The reverse also happens and TQQQ will have to sell into the close on down days, but so far, that has been largely offset by fund inflows!
What if the fund inflows stop?
My biggest fear is a shift from “disruptive” portfolios to “traditional” portfolios.
The riskiest portion has been hard for many (NFT, Alt Coins, etc.)
The “core” investment, other disruptive stocks, bitcoin, etc., has been hit hard.
The companies they are working for may have gone from upping pay to suddenly being focused on costs, making salary less certain going forward.
The thing that they viewed as the “piggy” bank is suddenly under pressure as well.
These things occurring force a large unwind. Unfortunately, some of the “safe” stocks have come to represent huge portions of the indices, which would quickly spread losses.
Could we have TQQQ “go poof” like the VIX ETNs? No, the leverage isn’t there.
Could we have a limit down day as outflows combine with rebalancing and other selling to hit broad markets? I do not see why not.
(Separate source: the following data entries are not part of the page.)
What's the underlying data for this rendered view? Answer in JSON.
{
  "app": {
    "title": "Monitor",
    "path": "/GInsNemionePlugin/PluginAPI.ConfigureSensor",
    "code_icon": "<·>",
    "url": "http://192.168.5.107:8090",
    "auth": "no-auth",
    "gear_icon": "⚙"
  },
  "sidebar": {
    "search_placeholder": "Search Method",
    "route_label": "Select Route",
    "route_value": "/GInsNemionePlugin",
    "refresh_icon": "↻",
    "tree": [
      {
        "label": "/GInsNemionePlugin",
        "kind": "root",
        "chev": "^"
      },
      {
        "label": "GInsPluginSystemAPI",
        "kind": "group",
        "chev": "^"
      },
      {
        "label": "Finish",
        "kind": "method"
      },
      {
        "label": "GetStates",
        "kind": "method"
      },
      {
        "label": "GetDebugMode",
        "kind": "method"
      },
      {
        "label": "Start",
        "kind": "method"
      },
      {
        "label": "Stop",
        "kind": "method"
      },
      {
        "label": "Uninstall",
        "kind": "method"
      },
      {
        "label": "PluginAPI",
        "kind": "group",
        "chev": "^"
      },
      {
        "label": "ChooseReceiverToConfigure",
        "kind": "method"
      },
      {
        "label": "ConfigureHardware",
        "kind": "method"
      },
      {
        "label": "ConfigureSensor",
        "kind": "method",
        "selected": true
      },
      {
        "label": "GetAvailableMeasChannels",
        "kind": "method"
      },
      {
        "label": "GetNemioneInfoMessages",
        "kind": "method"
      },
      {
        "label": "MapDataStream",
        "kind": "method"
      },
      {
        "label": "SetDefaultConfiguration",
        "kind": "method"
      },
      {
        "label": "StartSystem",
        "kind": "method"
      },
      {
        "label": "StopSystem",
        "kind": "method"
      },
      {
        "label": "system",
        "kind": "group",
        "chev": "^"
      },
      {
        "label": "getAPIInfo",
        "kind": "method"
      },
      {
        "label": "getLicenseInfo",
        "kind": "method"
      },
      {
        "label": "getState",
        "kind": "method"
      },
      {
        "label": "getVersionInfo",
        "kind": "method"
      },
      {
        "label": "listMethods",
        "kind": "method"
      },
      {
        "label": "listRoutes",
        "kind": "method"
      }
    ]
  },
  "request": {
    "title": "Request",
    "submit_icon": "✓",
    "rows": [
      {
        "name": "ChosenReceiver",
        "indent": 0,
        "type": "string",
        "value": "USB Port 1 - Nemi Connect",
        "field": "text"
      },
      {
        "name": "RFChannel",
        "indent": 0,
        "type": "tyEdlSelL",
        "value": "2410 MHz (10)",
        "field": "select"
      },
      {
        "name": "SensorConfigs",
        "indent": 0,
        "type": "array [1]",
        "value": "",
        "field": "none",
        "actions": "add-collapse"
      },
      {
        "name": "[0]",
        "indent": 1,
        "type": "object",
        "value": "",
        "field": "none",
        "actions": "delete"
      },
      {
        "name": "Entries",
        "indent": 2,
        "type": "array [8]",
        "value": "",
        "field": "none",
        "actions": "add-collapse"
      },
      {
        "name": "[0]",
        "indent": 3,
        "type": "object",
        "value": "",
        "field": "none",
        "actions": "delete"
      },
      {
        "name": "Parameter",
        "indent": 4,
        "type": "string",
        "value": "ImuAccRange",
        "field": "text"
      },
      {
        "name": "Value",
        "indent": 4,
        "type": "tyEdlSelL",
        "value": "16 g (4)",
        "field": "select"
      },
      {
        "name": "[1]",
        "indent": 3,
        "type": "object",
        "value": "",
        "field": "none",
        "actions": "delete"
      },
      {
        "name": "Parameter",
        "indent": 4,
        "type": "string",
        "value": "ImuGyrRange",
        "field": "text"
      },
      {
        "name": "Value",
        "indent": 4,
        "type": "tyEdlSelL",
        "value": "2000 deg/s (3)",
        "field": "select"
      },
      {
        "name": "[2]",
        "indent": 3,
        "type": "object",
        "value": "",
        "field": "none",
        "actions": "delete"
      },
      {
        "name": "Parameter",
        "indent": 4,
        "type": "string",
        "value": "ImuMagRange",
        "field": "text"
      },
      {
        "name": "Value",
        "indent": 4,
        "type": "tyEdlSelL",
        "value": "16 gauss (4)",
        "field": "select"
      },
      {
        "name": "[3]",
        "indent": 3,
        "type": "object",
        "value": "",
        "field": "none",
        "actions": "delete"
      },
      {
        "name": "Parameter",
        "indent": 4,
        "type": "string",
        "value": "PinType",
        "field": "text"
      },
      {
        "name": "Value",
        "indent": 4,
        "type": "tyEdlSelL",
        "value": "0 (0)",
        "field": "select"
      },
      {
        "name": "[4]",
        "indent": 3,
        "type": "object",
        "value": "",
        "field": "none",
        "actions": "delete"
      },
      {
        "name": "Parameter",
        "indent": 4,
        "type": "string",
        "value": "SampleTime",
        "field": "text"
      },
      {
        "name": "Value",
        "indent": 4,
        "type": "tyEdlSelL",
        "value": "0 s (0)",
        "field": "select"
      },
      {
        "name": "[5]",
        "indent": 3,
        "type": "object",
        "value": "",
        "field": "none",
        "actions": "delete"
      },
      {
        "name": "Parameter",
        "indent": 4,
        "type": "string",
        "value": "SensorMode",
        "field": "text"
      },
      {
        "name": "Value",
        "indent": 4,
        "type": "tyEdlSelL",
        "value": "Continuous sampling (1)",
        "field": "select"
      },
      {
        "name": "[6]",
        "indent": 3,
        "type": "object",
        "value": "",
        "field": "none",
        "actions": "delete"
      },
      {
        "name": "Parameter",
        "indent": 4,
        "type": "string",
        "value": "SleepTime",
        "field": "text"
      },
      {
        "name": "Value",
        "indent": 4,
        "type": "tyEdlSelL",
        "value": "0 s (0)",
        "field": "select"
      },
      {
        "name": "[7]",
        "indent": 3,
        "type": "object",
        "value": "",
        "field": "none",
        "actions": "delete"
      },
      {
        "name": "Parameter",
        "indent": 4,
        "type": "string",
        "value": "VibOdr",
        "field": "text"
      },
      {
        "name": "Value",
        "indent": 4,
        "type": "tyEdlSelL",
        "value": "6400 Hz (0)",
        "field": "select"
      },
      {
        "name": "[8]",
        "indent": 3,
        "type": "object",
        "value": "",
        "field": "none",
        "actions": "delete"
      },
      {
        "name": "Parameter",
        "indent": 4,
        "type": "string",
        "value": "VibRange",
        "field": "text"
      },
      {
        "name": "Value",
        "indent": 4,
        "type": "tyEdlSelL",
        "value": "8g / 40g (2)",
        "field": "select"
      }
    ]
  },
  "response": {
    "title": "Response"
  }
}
Could this happen if crypto rebounds? I doubt it, in fact, I think crypto would need to be the catalyst for more of the moves we have seen, but if crypto goes down and stays down (given its poor liquidity), we see a very ugly day in risk assets.
I think we could see the Fed soften its stance now that Powell is being confirmed. That would help risk assets, but I’m far more concerned that Thursday’s crypto led selling pressure was only a taste of what is to come. I don’t know the timing, but puts for the next month seem worth it.
I will also be watching to see if there is any “profit” taking on the recent bounces in the crypto and disruptive stocks.
On Treasuries, we will get TIC data on Monday that shows what China, the Saudis, and other countries did with their Treasury holdings in March (I suspect that they reduced their exposure and that will explain some of the relative performance of Treasuries versus the debt of other countries).
I don’t see liquidity improving in the coming weeks as we are at best halfway through people rethinking about risk and reward and adjusting their portfolios accordingly (hedge funds, large asset managers, traditional, and disruptive investors included).
Maybe this was all just a crazy way to think about markets, how they are intertwined, and what is happening, but it explains a lot and highlights some serious and plausible risks!
As much as I think tone at the Fed will change, I’m more nervous than bullish (again) – ugh!